→ **Exercise directions**: Your answer must be the records below, given again exactly, with no pictures in it.

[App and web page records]
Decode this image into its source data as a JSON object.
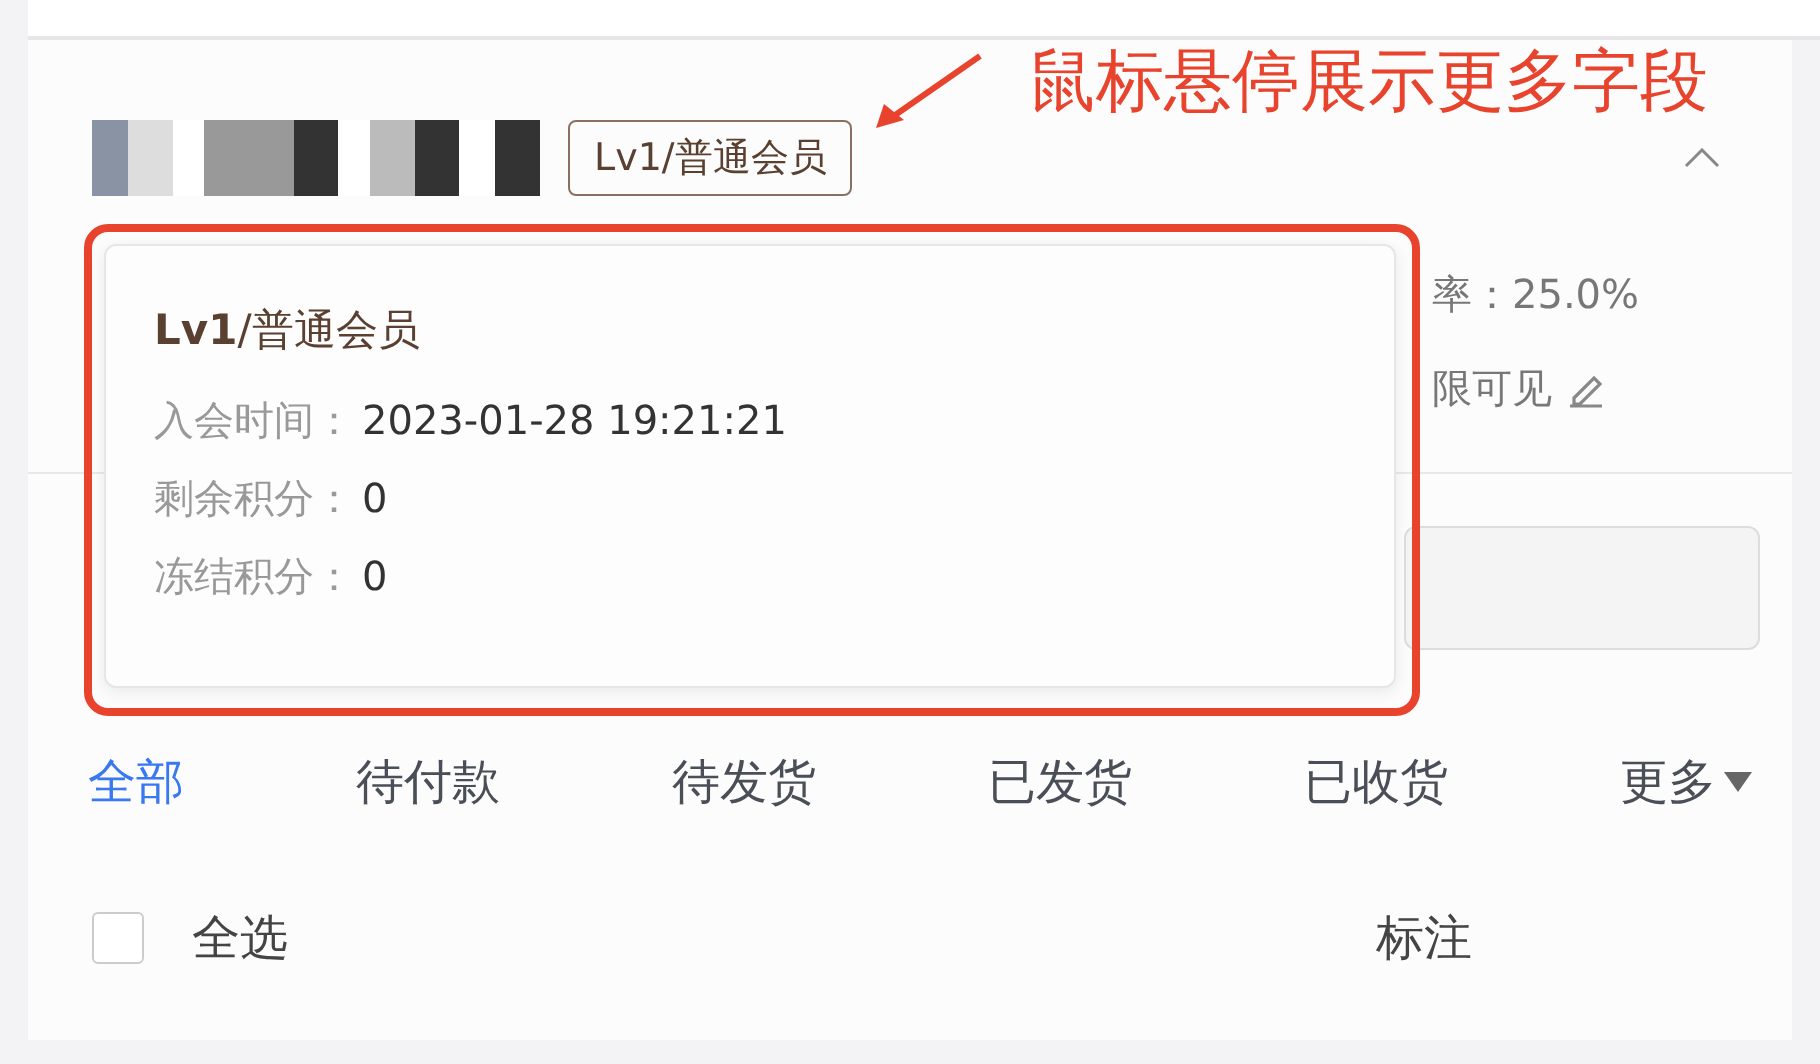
{
  "annotation": {
    "text": "鼠标悬停展示更多字段"
  },
  "member": {
    "level_badge": "Lv1/普通会员",
    "expanded": true
  },
  "stats": [
    {
      "text": "率：25.0%"
    },
    {
      "text": "限可见",
      "editable": true
    }
  ],
  "popover": {
    "title_bold": "Lv1",
    "title_rest": "/普通会员",
    "fields": [
      {
        "label": "入会时间：",
        "value": "2023-01-28 19:21:21"
      },
      {
        "label": "剩余积分：",
        "value": "0"
      },
      {
        "label": "冻结积分：",
        "value": "0"
      }
    ]
  },
  "tabs": [
    {
      "label": "全部",
      "selected": true
    },
    {
      "label": "待付款",
      "selected": false
    },
    {
      "label": "待发货",
      "selected": false
    },
    {
      "label": "已发货",
      "selected": false
    },
    {
      "label": "已收货",
      "selected": false
    },
    {
      "label": "更多",
      "selected": false,
      "dropdown": true
    }
  ],
  "select_all": {
    "label": "全选",
    "checked": false
  },
  "actions": [
    "标注"
  ]
}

→ **Task response**:
Decode this image into its source data as a JSON object.
{
  "annotation": {
    "text": "鼠标悬停展示更多字段"
  },
  "member": {
    "level_badge": "Lv1/普通会员",
    "expanded": true
  },
  "stats": [
    {
      "text": "率：25.0%"
    },
    {
      "text": "限可见",
      "editable": true
    }
  ],
  "popover": {
    "title_bold": "Lv1",
    "title_rest": "/普通会员",
    "fields": [
      {
        "label": "入会时间：",
        "value": "2023-01-28 19:21:21"
      },
      {
        "label": "剩余积分：",
        "value": "0"
      },
      {
        "label": "冻结积分：",
        "value": "0"
      }
    ]
  },
  "tabs": [
    {
      "label": "全部",
      "selected": true
    },
    {
      "label": "待付款",
      "selected": false
    },
    {
      "label": "待发货",
      "selected": false
    },
    {
      "label": "已发货",
      "selected": false
    },
    {
      "label": "已收货",
      "selected": false
    },
    {
      "label": "更多",
      "selected": false,
      "dropdown": true
    }
  ],
  "select_all": {
    "label": "全选",
    "checked": false
  },
  "actions": [
    "标注"
  ]
}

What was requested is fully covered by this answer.